::: INPUT MATERIAL
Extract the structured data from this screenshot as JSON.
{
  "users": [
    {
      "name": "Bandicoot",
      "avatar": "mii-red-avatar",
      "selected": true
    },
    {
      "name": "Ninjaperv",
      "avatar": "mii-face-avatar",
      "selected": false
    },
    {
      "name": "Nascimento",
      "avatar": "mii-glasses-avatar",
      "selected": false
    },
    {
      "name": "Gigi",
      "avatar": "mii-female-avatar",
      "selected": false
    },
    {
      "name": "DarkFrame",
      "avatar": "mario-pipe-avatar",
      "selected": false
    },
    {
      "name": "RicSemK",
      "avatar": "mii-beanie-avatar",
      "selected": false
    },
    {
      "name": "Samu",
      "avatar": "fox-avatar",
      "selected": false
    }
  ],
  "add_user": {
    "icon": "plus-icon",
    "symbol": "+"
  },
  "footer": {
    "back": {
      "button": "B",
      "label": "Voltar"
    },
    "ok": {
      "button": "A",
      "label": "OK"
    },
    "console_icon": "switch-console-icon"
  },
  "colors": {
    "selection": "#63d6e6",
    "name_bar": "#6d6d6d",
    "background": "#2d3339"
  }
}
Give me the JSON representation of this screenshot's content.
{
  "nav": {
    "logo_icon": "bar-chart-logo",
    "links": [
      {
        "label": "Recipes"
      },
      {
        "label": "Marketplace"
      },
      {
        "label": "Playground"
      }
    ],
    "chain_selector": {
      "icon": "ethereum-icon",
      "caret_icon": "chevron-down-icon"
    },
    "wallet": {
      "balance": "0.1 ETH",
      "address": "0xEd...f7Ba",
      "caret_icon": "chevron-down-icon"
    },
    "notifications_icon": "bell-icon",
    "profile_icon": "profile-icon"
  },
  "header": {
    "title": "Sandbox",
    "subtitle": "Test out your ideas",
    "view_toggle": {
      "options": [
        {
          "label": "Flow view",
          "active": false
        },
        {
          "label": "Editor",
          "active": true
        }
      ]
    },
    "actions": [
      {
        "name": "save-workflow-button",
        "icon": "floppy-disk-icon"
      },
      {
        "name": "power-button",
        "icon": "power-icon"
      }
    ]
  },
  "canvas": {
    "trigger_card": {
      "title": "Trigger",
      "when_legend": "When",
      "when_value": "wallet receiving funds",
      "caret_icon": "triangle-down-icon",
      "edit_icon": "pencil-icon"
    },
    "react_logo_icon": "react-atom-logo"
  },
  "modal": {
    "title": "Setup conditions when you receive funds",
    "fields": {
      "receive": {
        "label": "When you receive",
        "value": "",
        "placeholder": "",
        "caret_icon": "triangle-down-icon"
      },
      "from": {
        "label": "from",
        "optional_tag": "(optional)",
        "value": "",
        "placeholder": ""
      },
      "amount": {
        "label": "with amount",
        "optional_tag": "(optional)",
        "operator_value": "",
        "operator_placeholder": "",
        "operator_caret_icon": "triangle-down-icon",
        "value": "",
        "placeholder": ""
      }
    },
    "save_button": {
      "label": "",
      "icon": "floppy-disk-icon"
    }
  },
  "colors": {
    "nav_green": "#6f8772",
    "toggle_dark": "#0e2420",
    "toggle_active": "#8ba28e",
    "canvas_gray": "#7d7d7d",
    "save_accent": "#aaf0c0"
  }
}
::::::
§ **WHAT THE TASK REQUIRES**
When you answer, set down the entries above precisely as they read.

§ **ANSWER FOR THIS EXERCISE**
Extract the structured data from this screenshot as JSON.
{
  "users": [
    {
      "name": "Bandicoot",
      "avatar": "mii-red-avatar",
      "selected": true
    },
    {
      "name": "Ninjaperv",
      "avatar": "mii-face-avatar",
      "selected": false
    },
    {
      "name": "Nascimento",
      "avatar": "mii-glasses-avatar",
      "selected": false
    },
    {
      "name": "Gigi",
      "avatar": "mii-female-avatar",
      "selected": false
    },
    {
      "name": "DarkFrame",
      "avatar": "mario-pipe-avatar",
      "selected": false
    },
    {
      "name": "RicSemK",
      "avatar": "mii-beanie-avatar",
      "selected": false
    },
    {
      "name": "Samu",
      "avatar": "fox-avatar",
      "selected": false
    }
  ],
  "add_user": {
    "icon": "plus-icon",
    "symbol": "+"
  },
  "footer": {
    "back": {
      "button": "B",
      "label": "Voltar"
    },
    "ok": {
      "button": "A",
      "label": "OK"
    },
    "console_icon": "switch-console-icon"
  },
  "colors": {
    "selection": "#63d6e6",
    "name_bar": "#6d6d6d",
    "background": "#2d3339"
  }
}
Give me the JSON representation of this screenshot's content.
{
  "nav": {
    "logo_icon": "bar-chart-logo",
    "links": [
      {
        "label": "Recipes"
      },
      {
        "label": "Marketplace"
      },
      {
        "label": "Playground"
      }
    ],
    "chain_selector": {
      "icon": "ethereum-icon",
      "caret_icon": "chevron-down-icon"
    },
    "wallet": {
      "balance": "0.1 ETH",
      "address": "0xEd...f7Ba",
      "caret_icon": "chevron-down-icon"
    },
    "notifications_icon": "bell-icon",
    "profile_icon": "profile-icon"
  },
  "header": {
    "title": "Sandbox",
    "subtitle": "Test out your ideas",
    "view_toggle": {
      "options": [
        {
          "label": "Flow view",
          "active": false
        },
        {
          "label": "Editor",
          "active": true
        }
      ]
    },
    "actions": [
      {
        "name": "save-workflow-button",
        "icon": "floppy-disk-icon"
      },
      {
        "name": "power-button",
        "icon": "power-icon"
      }
    ]
  },
  "canvas": {
    "trigger_card": {
      "title": "Trigger",
      "when_legend": "When",
      "when_value": "wallet receiving funds",
      "caret_icon": "triangle-down-icon",
      "edit_icon": "pencil-icon"
    },
    "react_logo_icon": "react-atom-logo"
  },
  "modal": {
    "title": "Setup conditions when you receive funds",
    "fields": {
      "receive": {
        "label": "When you receive",
        "value": "",
        "placeholder": "",
        "caret_icon": "triangle-down-icon"
      },
      "from": {
        "label": "from",
        "optional_tag": "(optional)",
        "value": "",
        "placeholder": ""
      },
      "amount": {
        "label": "with amount",
        "optional_tag": "(optional)",
        "operator_value": "",
        "operator_placeholder": "",
        "operator_caret_icon": "triangle-down-icon",
        "value": "",
        "placeholder": ""
      }
    },
    "save_button": {
      "label": "",
      "icon": "floppy-disk-icon"
    }
  },
  "colors": {
    "nav_green": "#6f8772",
    "toggle_dark": "#0e2420",
    "toggle_active": "#8ba28e",
    "canvas_gray": "#7d7d7d",
    "save_accent": "#aaf0c0"
  }
}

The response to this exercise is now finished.